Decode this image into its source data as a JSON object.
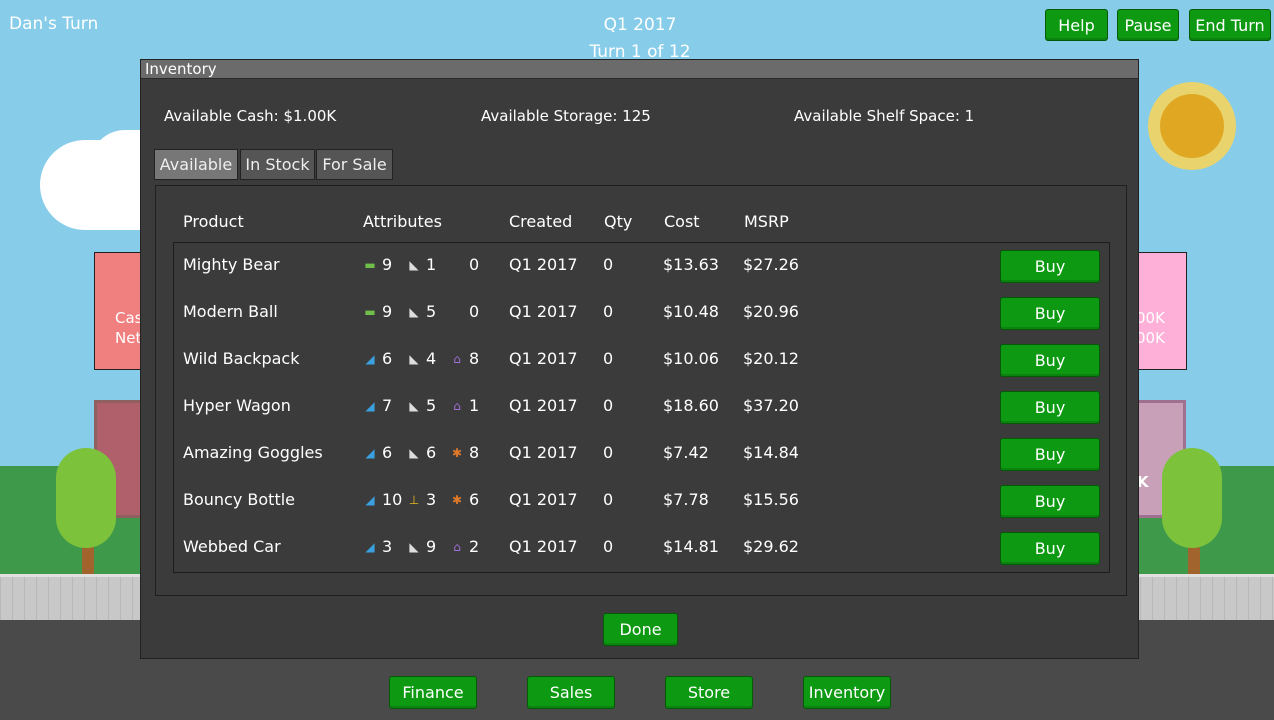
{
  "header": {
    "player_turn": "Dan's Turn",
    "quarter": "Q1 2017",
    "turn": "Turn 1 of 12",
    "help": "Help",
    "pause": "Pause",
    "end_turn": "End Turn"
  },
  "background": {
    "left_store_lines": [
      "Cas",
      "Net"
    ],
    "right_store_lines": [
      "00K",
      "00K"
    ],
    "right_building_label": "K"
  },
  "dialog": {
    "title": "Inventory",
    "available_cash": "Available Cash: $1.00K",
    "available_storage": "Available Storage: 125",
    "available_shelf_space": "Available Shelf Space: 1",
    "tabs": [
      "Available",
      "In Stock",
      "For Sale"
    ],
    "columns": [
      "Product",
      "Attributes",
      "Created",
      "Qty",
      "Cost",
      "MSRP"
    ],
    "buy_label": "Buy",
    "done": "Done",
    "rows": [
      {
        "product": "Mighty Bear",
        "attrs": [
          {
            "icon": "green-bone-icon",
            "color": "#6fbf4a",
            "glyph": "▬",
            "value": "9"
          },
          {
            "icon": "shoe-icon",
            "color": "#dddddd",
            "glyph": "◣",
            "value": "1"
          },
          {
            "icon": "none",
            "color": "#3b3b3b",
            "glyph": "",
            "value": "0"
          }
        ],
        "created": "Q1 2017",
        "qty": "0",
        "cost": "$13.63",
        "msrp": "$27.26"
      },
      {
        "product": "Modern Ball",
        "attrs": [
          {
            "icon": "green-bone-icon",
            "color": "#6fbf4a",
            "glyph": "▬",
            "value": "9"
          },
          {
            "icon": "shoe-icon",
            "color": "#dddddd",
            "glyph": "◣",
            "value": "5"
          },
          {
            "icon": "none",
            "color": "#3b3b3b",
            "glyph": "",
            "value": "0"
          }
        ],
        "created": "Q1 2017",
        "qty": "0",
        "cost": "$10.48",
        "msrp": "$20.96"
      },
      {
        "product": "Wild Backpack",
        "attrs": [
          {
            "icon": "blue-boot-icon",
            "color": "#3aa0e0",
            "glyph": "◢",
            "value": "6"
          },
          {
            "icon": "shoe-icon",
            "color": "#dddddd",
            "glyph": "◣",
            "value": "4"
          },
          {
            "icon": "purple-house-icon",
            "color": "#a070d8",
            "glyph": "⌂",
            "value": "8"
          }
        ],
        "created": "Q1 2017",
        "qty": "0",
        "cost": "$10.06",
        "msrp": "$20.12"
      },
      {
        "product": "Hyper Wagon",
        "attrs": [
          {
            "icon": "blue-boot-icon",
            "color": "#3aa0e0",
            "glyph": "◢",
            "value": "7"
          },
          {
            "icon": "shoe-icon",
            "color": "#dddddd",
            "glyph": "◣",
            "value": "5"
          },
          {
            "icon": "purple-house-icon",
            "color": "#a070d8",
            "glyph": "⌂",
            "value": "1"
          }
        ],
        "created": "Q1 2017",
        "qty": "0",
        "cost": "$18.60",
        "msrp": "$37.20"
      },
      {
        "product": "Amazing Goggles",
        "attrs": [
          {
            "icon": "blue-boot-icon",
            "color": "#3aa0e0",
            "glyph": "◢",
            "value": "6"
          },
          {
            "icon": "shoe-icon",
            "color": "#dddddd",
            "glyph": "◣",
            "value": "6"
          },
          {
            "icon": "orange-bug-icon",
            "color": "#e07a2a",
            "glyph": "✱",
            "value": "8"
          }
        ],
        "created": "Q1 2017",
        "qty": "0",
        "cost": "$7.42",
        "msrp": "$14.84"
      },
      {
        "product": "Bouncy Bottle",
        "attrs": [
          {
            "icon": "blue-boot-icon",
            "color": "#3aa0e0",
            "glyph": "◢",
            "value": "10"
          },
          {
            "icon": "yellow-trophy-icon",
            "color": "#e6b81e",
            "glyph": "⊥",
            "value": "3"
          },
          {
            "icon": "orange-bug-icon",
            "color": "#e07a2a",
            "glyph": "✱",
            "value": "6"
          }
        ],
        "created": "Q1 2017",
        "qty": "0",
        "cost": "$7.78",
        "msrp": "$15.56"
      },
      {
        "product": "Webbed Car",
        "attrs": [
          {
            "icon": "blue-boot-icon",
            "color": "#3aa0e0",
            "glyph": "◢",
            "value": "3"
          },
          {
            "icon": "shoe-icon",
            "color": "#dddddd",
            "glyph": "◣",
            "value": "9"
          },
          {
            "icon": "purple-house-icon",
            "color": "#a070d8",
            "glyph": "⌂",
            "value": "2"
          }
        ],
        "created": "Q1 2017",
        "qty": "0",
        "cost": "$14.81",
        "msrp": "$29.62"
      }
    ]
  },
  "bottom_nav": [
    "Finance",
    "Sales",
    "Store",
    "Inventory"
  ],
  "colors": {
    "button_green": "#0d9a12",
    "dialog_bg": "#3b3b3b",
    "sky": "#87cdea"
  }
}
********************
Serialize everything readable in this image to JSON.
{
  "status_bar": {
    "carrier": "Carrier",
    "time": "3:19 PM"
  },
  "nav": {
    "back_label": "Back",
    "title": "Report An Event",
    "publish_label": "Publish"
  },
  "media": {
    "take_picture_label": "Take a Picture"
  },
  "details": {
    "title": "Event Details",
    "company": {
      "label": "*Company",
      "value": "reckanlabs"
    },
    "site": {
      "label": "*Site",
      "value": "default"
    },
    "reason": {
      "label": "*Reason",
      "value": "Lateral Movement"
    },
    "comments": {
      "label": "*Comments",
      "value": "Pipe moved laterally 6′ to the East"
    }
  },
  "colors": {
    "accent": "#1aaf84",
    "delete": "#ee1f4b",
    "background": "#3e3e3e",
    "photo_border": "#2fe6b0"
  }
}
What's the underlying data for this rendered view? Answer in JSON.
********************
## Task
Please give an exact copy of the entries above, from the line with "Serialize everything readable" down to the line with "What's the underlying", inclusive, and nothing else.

## Expected answer
Serialize everything readable in this image to JSON.
{
  "status_bar": {
    "carrier": "Carrier",
    "time": "3:19 PM"
  },
  "nav": {
    "back_label": "Back",
    "title": "Report An Event",
    "publish_label": "Publish"
  },
  "media": {
    "take_picture_label": "Take a Picture"
  },
  "details": {
    "title": "Event Details",
    "company": {
      "label": "*Company",
      "value": "reckanlabs"
    },
    "site": {
      "label": "*Site",
      "value": "default"
    },
    "reason": {
      "label": "*Reason",
      "value": "Lateral Movement"
    },
    "comments": {
      "label": "*Comments",
      "value": "Pipe moved laterally 6′ to the East"
    }
  },
  "colors": {
    "accent": "#1aaf84",
    "delete": "#ee1f4b",
    "background": "#3e3e3e",
    "photo_border": "#2fe6b0"
  }
}
What's the underlying data for this rendered view? Answer in JSON.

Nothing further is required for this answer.